■ PROBLEM DETAILS ■
The reply should consist of the entire listing, word for word.

[[ SUPPLIED RECORDS open ]]

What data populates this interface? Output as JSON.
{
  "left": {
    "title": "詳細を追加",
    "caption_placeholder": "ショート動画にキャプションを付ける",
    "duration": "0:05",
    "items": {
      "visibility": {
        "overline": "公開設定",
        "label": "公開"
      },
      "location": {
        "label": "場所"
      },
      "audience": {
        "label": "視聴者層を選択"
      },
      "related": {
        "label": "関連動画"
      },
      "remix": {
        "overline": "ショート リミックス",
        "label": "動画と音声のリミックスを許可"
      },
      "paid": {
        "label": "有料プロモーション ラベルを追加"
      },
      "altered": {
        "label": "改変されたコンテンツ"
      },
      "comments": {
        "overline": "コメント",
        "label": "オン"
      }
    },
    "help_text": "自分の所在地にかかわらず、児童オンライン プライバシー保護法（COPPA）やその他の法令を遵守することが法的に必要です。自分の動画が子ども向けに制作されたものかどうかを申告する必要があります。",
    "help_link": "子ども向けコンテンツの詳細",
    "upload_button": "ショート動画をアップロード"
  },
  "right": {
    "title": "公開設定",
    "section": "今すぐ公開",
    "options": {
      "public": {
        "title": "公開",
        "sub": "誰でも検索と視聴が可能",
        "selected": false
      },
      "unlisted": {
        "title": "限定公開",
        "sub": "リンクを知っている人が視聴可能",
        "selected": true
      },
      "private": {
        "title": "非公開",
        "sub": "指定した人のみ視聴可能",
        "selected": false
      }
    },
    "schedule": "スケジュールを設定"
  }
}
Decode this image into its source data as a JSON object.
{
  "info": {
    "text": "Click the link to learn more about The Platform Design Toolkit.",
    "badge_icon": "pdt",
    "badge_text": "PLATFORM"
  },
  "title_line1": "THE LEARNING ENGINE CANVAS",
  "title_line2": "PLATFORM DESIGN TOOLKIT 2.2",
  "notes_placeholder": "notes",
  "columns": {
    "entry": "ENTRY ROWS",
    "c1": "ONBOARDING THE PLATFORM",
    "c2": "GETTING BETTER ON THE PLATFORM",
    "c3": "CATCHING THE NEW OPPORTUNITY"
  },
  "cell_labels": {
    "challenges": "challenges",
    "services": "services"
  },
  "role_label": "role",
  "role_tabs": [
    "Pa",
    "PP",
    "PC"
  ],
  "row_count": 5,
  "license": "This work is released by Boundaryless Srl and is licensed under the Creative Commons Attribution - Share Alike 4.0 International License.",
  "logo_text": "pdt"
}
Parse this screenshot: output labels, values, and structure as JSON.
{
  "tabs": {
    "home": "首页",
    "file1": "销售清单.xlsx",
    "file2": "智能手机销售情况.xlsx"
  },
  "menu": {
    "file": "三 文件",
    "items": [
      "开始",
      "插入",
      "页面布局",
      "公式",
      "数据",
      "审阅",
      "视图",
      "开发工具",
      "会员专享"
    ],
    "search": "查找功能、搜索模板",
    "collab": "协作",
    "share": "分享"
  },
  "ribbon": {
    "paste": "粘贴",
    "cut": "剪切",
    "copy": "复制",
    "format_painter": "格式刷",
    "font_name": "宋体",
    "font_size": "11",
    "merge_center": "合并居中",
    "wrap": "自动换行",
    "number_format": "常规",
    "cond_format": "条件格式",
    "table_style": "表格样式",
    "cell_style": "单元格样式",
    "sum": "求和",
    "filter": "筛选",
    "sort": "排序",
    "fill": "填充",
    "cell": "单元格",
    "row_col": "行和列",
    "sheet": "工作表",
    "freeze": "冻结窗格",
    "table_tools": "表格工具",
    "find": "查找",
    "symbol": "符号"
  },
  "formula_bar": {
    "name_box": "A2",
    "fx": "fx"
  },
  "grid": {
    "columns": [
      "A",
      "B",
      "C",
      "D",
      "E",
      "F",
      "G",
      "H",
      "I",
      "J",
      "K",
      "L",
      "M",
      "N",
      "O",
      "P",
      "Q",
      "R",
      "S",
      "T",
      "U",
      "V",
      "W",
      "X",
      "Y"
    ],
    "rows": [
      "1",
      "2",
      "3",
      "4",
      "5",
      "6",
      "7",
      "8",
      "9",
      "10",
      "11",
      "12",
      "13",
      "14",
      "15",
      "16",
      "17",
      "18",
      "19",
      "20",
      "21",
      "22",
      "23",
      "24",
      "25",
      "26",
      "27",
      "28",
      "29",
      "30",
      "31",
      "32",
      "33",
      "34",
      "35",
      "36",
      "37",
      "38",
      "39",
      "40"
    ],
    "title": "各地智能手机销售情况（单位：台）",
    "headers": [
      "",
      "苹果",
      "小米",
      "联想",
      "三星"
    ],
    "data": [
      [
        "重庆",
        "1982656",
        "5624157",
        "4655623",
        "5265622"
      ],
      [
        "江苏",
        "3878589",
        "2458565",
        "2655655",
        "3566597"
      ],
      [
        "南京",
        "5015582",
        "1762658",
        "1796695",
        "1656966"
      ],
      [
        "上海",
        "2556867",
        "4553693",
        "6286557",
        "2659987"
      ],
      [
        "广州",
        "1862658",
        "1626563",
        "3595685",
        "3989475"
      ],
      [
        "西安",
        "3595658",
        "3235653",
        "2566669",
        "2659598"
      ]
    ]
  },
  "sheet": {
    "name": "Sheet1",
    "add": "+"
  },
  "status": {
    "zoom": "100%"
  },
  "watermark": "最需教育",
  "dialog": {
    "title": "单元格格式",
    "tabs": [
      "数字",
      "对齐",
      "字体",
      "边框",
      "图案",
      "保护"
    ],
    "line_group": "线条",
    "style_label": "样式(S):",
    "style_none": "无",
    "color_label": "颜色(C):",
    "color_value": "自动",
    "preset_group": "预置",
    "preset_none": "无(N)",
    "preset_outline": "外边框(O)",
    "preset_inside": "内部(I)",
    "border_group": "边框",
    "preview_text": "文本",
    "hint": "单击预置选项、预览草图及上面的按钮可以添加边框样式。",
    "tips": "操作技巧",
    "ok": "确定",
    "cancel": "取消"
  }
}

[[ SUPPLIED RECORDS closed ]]

■ EXPECTED OUTPUT ■
What data populates this interface? Output as JSON.
{
  "left": {
    "title": "詳細を追加",
    "caption_placeholder": "ショート動画にキャプションを付ける",
    "duration": "0:05",
    "items": {
      "visibility": {
        "overline": "公開設定",
        "label": "公開"
      },
      "location": {
        "label": "場所"
      },
      "audience": {
        "label": "視聴者層を選択"
      },
      "related": {
        "label": "関連動画"
      },
      "remix": {
        "overline": "ショート リミックス",
        "label": "動画と音声のリミックスを許可"
      },
      "paid": {
        "label": "有料プロモーション ラベルを追加"
      },
      "altered": {
        "label": "改変されたコンテンツ"
      },
      "comments": {
        "overline": "コメント",
        "label": "オン"
      }
    },
    "help_text": "自分の所在地にかかわらず、児童オンライン プライバシー保護法（COPPA）やその他の法令を遵守することが法的に必要です。自分の動画が子ども向けに制作されたものかどうかを申告する必要があります。",
    "help_link": "子ども向けコンテンツの詳細",
    "upload_button": "ショート動画をアップロード"
  },
  "right": {
    "title": "公開設定",
    "section": "今すぐ公開",
    "options": {
      "public": {
        "title": "公開",
        "sub": "誰でも検索と視聴が可能",
        "selected": false
      },
      "unlisted": {
        "title": "限定公開",
        "sub": "リンクを知っている人が視聴可能",
        "selected": true
      },
      "private": {
        "title": "非公開",
        "sub": "指定した人のみ視聴可能",
        "selected": false
      }
    },
    "schedule": "スケジュールを設定"
  }
}
Decode this image into its source data as a JSON object.
{
  "info": {
    "text": "Click the link to learn more about The Platform Design Toolkit.",
    "badge_icon": "pdt",
    "badge_text": "PLATFORM"
  },
  "title_line1": "THE LEARNING ENGINE CANVAS",
  "title_line2": "PLATFORM DESIGN TOOLKIT 2.2",
  "notes_placeholder": "notes",
  "columns": {
    "entry": "ENTRY ROWS",
    "c1": "ONBOARDING THE PLATFORM",
    "c2": "GETTING BETTER ON THE PLATFORM",
    "c3": "CATCHING THE NEW OPPORTUNITY"
  },
  "cell_labels": {
    "challenges": "challenges",
    "services": "services"
  },
  "role_label": "role",
  "role_tabs": [
    "Pa",
    "PP",
    "PC"
  ],
  "row_count": 5,
  "license": "This work is released by Boundaryless Srl and is licensed under the Creative Commons Attribution - Share Alike 4.0 International License.",
  "logo_text": "pdt"
}
Parse this screenshot: output labels, values, and structure as JSON.
{
  "tabs": {
    "home": "首页",
    "file1": "销售清单.xlsx",
    "file2": "智能手机销售情况.xlsx"
  },
  "menu": {
    "file": "三 文件",
    "items": [
      "开始",
      "插入",
      "页面布局",
      "公式",
      "数据",
      "审阅",
      "视图",
      "开发工具",
      "会员专享"
    ],
    "search": "查找功能、搜索模板",
    "collab": "协作",
    "share": "分享"
  },
  "ribbon": {
    "paste": "粘贴",
    "cut": "剪切",
    "copy": "复制",
    "format_painter": "格式刷",
    "font_name": "宋体",
    "font_size": "11",
    "merge_center": "合并居中",
    "wrap": "自动换行",
    "number_format": "常规",
    "cond_format": "条件格式",
    "table_style": "表格样式",
    "cell_style": "单元格样式",
    "sum": "求和",
    "filter": "筛选",
    "sort": "排序",
    "fill": "填充",
    "cell": "单元格",
    "row_col": "行和列",
    "sheet": "工作表",
    "freeze": "冻结窗格",
    "table_tools": "表格工具",
    "find": "查找",
    "symbol": "符号"
  },
  "formula_bar": {
    "name_box": "A2",
    "fx": "fx"
  },
  "grid": {
    "columns": [
      "A",
      "B",
      "C",
      "D",
      "E",
      "F",
      "G",
      "H",
      "I",
      "J",
      "K",
      "L",
      "M",
      "N",
      "O",
      "P",
      "Q",
      "R",
      "S",
      "T",
      "U",
      "V",
      "W",
      "X",
      "Y"
    ],
    "rows": [
      "1",
      "2",
      "3",
      "4",
      "5",
      "6",
      "7",
      "8",
      "9",
      "10",
      "11",
      "12",
      "13",
      "14",
      "15",
      "16",
      "17",
      "18",
      "19",
      "20",
      "21",
      "22",
      "23",
      "24",
      "25",
      "26",
      "27",
      "28",
      "29",
      "30",
      "31",
      "32",
      "33",
      "34",
      "35",
      "36",
      "37",
      "38",
      "39",
      "40"
    ],
    "title": "各地智能手机销售情况（单位：台）",
    "headers": [
      "",
      "苹果",
      "小米",
      "联想",
      "三星"
    ],
    "data": [
      [
        "重庆",
        "1982656",
        "5624157",
        "4655623",
        "5265622"
      ],
      [
        "江苏",
        "3878589",
        "2458565",
        "2655655",
        "3566597"
      ],
      [
        "南京",
        "5015582",
        "1762658",
        "1796695",
        "1656966"
      ],
      [
        "上海",
        "2556867",
        "4553693",
        "6286557",
        "2659987"
      ],
      [
        "广州",
        "1862658",
        "1626563",
        "3595685",
        "3989475"
      ],
      [
        "西安",
        "3595658",
        "3235653",
        "2566669",
        "2659598"
      ]
    ]
  },
  "sheet": {
    "name": "Sheet1",
    "add": "+"
  },
  "status": {
    "zoom": "100%"
  },
  "watermark": "最需教育",
  "dialog": {
    "title": "单元格格式",
    "tabs": [
      "数字",
      "对齐",
      "字体",
      "边框",
      "图案",
      "保护"
    ],
    "line_group": "线条",
    "style_label": "样式(S):",
    "style_none": "无",
    "color_label": "颜色(C):",
    "color_value": "自动",
    "preset_group": "预置",
    "preset_none": "无(N)",
    "preset_outline": "外边框(O)",
    "preset_inside": "内部(I)",
    "border_group": "边框",
    "preview_text": "文本",
    "hint": "单击预置选项、预览草图及上面的按钮可以添加边框样式。",
    "tips": "操作技巧",
    "ok": "确定",
    "cancel": "取消"
  }
}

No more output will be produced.